But this is where the project becomes controversial. Donna Sandstrom is executive director of the orca advocacy group The Whale Trail. She served on Gov. Jay Inslee’s orca task force. She also worked on the Springer project as a citizen organizer and has thought long and hard about the risks involved in that kind of effort.
“I’m quite concerned that people don’t understand the unintended consequences or the possible outcomes if we start directly intervening with the Southern Residents,” Sandstrom said.
Sandstrom says it might feel good to set up a rehab center for whales. But that’s like putting a Band-Aid on the corner of a gaping wound. She says anyone who cares about endangered orcas needs to focus on addressing root causes to help them: increasing salmon runs so they have enough to eat, cleaning up the water and reducing vessel traffic that disturbs them.
“I don’t think we are there yet and I don’t think we should start going down that path until we’ve at least tried the habitat level protections,” she said.
Sandstrom is worried the sanctuary project could become a big distraction from the enormous efforts needed toward their habitat.
She’s also concerned about the possible effects the project could have on the wild orcas here, once former captives arrive.
There are biological concerns: would they bring in disease? Project advocates say all candidates would be thoroughly screened prior to admission. The facility also would have double barriers in the water to keep any pathogens from spreading. And they point out they will have to get state and federal permits that will address all of these issues, as well.

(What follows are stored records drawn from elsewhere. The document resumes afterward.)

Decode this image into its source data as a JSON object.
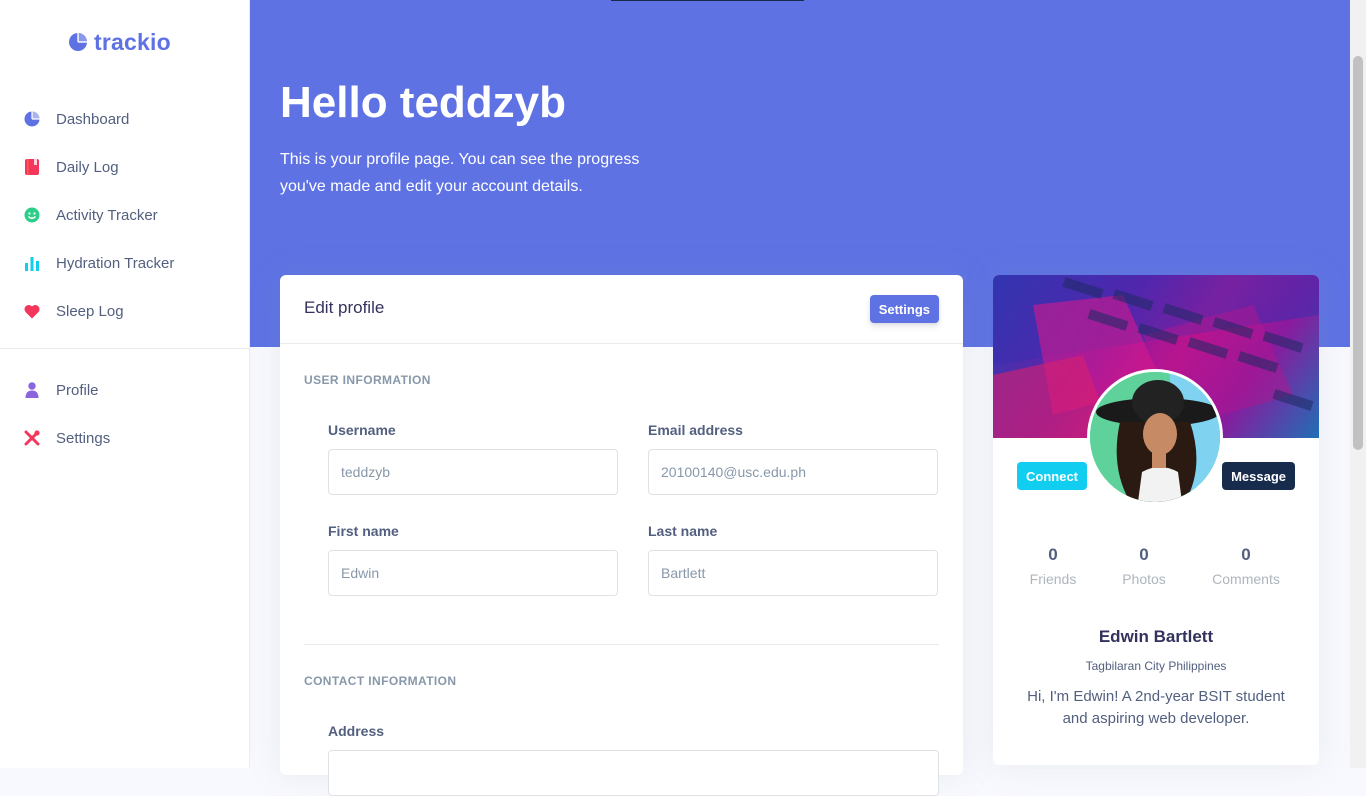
{
  "brand": {
    "name": "trackio"
  },
  "sidebar": {
    "items": [
      {
        "label": "Dashboard",
        "icon": "pie-chart-icon",
        "color": "#5e72e4"
      },
      {
        "label": "Daily Log",
        "icon": "book-icon",
        "color": "#f5365c"
      },
      {
        "label": "Activity Tracker",
        "icon": "smile-icon",
        "color": "#2dce89"
      },
      {
        "label": "Hydration Tracker",
        "icon": "bar-chart-icon",
        "color": "#11cdef"
      },
      {
        "label": "Sleep Log",
        "icon": "heart-icon",
        "color": "#f5365c"
      }
    ],
    "account_items": [
      {
        "label": "Profile",
        "icon": "user-icon",
        "color": "#8965e0"
      },
      {
        "label": "Settings",
        "icon": "tools-icon",
        "color": "#f5365c"
      }
    ]
  },
  "hero": {
    "title": "Hello teddzyb",
    "description": "This is your profile page. You can see the progress you've made and edit your account details."
  },
  "edit_profile": {
    "title": "Edit profile",
    "settings_label": "Settings",
    "user_section": "USER INFORMATION",
    "contact_section": "CONTACT INFORMATION",
    "fields": {
      "username": {
        "label": "Username",
        "value": "teddzyb"
      },
      "email": {
        "label": "Email address",
        "value": "20100140@usc.edu.ph"
      },
      "first_name": {
        "label": "First name",
        "value": "Edwin"
      },
      "last_name": {
        "label": "Last name",
        "value": "Bartlett"
      },
      "address": {
        "label": "Address",
        "value": ""
      }
    }
  },
  "profile_card": {
    "connect_label": "Connect",
    "message_label": "Message",
    "stats": [
      {
        "value": "0",
        "label": "Friends"
      },
      {
        "value": "0",
        "label": "Photos"
      },
      {
        "value": "0",
        "label": "Comments"
      }
    ],
    "name": "Edwin Bartlett",
    "location": "Tagbilaran City Philippines",
    "bio": "Hi, I'm Edwin! A 2nd-year BSIT student and aspiring web developer."
  },
  "colors": {
    "primary": "#5e72e4",
    "info": "#11cdef",
    "dark": "#172b4d"
  }
}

Sandstrom says there are also cultural concerns, because whales are very vocal — wild orcas likely would hear foreign calls coming from behind the ropes of the sanctuary net pens.
“You know when the captures happened here in the '60s, the pods would not abandon the whales who had been netted off. They stayed until the whales were actually removed from places like Penn Cove,” Sandstrom said. “So I am fearful that having Lolita in hearing range of the Southern Residents, but not being able to join them, will create a terrible dilemma for both of them.”
Others think any contact would be a relief. Lolita’s presumed mother is 91-year-old L-25, Ocean Sun. Advocates say she deserves to at least know that her long-lost daughter is alive. But Sandstrom says there’s too much unknown risk.
“My recommendation for them would be to go anywhere but here," Sandstrom said. "Go someplace where there isn’t already a resident population, much less an endangered one."
But there is a strong drive to retire captive orcas in Puget Sound, almost as a kind of reparations for the Capture Era.
The Whale Sanctuary Project has narrowed its search to four locations: two in Nova Scotia and two in the Northwest. The sole location in Washington is in the San Juans off Cypress Island, the location of Cooke Aquaculture's notorious net pen collapse in 2017.
That site is still caught up in litigation over its lease, but the state Department of Natural Resources isn’t ruling out possible future use by the Whale Sanctuary Project. In an email they called it “an interesting proposal.”
Before anything can move forward though, the project says it needs to raise at least $20 million dollars.
UPDATE, Dec. 4, 9 p.m.: this story has been updated to clarify the roles of Jeff Foster and Donna Sandstrom in the Springer project.